Poster Title: Improving Xylitol Production and Cofactor Usage in E. coli Growing on Glucose or Xylose

Authors: Patrick C. Cirino, Jonathan W. Chin, Reza Khankal, Olubolaji Akinterinwa, Costas D. Maranas

Poster Abstract: Whole-cell biocatalysis is often preferred over in vitro enzyme systems requiring cofactor regeneration. One classification of whole-cell transformations is those which are not growth-coupled, but instead in competition with growth-related pathways. Our representative transformation of this type is the NAD(P)H-dependent reduction of xylose to xylitol via xylose reductase (XR) in engineered E. coli, where reducing equivalents are derived from glucose oxidation via central metabolism. Simultaneous transport of glucose and xylose is achieved either by the constitutive expression of xylose transporters or a CRP mutant.  An important parameter to assess the efficiency of this process is the yield, defined as moles of xylose reduced per mole of glucose consumed. In batch cultures, xylitol yield is lowest during growth (where NADPH is required for cell growth) and is increased during stationary phase. Yield on xylitol is significantly improved in resting cells (~4.2) compared to growing cells (~1.5).  The impact of any given metabolic engineering strategy depended on the E. coli host strain chosen (W3110, MG1655, E. coli B).

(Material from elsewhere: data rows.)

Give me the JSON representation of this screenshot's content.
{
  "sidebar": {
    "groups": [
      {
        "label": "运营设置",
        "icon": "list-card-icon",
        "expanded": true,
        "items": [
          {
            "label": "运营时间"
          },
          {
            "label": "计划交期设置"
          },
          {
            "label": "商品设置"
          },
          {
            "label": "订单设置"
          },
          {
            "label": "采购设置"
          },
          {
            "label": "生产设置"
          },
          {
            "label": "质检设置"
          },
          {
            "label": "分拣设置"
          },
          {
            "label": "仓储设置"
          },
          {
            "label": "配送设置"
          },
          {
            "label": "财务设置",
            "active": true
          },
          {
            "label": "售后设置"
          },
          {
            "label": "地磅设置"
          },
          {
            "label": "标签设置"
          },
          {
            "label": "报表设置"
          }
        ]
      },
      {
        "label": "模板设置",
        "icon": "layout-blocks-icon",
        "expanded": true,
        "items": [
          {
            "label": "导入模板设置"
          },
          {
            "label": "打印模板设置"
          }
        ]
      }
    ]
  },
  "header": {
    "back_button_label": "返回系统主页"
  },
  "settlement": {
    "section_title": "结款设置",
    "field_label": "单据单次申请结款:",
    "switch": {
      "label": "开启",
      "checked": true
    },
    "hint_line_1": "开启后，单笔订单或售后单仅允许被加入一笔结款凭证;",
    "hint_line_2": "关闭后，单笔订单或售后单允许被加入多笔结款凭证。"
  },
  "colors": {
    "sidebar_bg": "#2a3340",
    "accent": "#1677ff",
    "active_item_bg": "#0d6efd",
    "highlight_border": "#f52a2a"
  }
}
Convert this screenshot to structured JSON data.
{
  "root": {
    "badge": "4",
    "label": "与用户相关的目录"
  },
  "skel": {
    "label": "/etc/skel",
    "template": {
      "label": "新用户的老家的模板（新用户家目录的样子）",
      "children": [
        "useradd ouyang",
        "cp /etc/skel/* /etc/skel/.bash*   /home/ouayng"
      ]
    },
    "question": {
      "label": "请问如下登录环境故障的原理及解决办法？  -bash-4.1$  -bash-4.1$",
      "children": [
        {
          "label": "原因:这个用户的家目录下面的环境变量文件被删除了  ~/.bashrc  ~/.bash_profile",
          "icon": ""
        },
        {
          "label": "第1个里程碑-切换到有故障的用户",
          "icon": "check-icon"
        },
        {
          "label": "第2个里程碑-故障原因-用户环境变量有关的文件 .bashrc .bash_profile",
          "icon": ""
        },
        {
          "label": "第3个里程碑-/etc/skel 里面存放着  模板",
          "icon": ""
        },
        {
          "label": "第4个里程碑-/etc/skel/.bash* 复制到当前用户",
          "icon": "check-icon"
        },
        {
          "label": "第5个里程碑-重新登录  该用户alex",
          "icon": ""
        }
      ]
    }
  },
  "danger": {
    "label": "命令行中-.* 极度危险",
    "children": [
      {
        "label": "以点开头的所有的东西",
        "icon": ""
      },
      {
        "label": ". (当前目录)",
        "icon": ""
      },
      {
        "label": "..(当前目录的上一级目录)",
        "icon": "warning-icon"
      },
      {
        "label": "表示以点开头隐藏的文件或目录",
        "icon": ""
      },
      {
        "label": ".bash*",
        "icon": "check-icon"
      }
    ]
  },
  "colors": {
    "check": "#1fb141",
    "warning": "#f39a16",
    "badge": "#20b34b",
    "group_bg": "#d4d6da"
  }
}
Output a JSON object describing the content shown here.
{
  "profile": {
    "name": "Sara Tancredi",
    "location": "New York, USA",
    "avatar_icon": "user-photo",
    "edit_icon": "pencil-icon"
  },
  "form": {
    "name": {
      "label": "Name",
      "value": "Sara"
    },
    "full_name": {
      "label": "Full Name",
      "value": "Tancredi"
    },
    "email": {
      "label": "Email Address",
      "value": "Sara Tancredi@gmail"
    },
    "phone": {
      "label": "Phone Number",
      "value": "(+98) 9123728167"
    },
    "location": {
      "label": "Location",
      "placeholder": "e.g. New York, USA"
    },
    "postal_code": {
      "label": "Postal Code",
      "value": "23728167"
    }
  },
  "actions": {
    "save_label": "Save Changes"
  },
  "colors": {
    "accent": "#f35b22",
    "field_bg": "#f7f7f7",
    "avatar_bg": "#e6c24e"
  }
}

Stoichiometric models of E. coli metabolism help to understand the potential roles of enzymes and pathways in cofactor supply, and the effects of various genetic modifications on the theoretical maximum yield.  Experimentally, we have quantified the effects of many single and double deletions in genes involved in central metabolism and respiration on the biocatalytic properties of xylitol-producing strains. We find that transhydrogenase plays little role in the cofactor yield, and that NADH availability is not readily translated to NADPH availability. NADPH-dependent transformations give higher yields than NADH-dependent ones, and genetic modifications that increase glucose oxidation through NADP+-dependent reactions (e.g., pgi deletion) directly improve yield.

In the presence of glucose, expression of CRP* is generally more favorable than direct expression of a xylose transporter (resulting in higher yields & xylitol titers, reduced acetate production). Microarray studies were performed to better understand how CRP* affects expression of other genes which may influence xylitol production and yield. As expected, gene expression in the context of CRP* is drastically different than that with wild-type CRP, including elevated expression of TCA cycle genes and anabolic pathways. Finally, xylitol phosphorylation by E. coli xylulokinase (XylB) was identified as a bottleneck to the use of xylose as an energy source during xylitol production, and this was overcome by replacement of xylB with XYL3 from Pichia stipitis.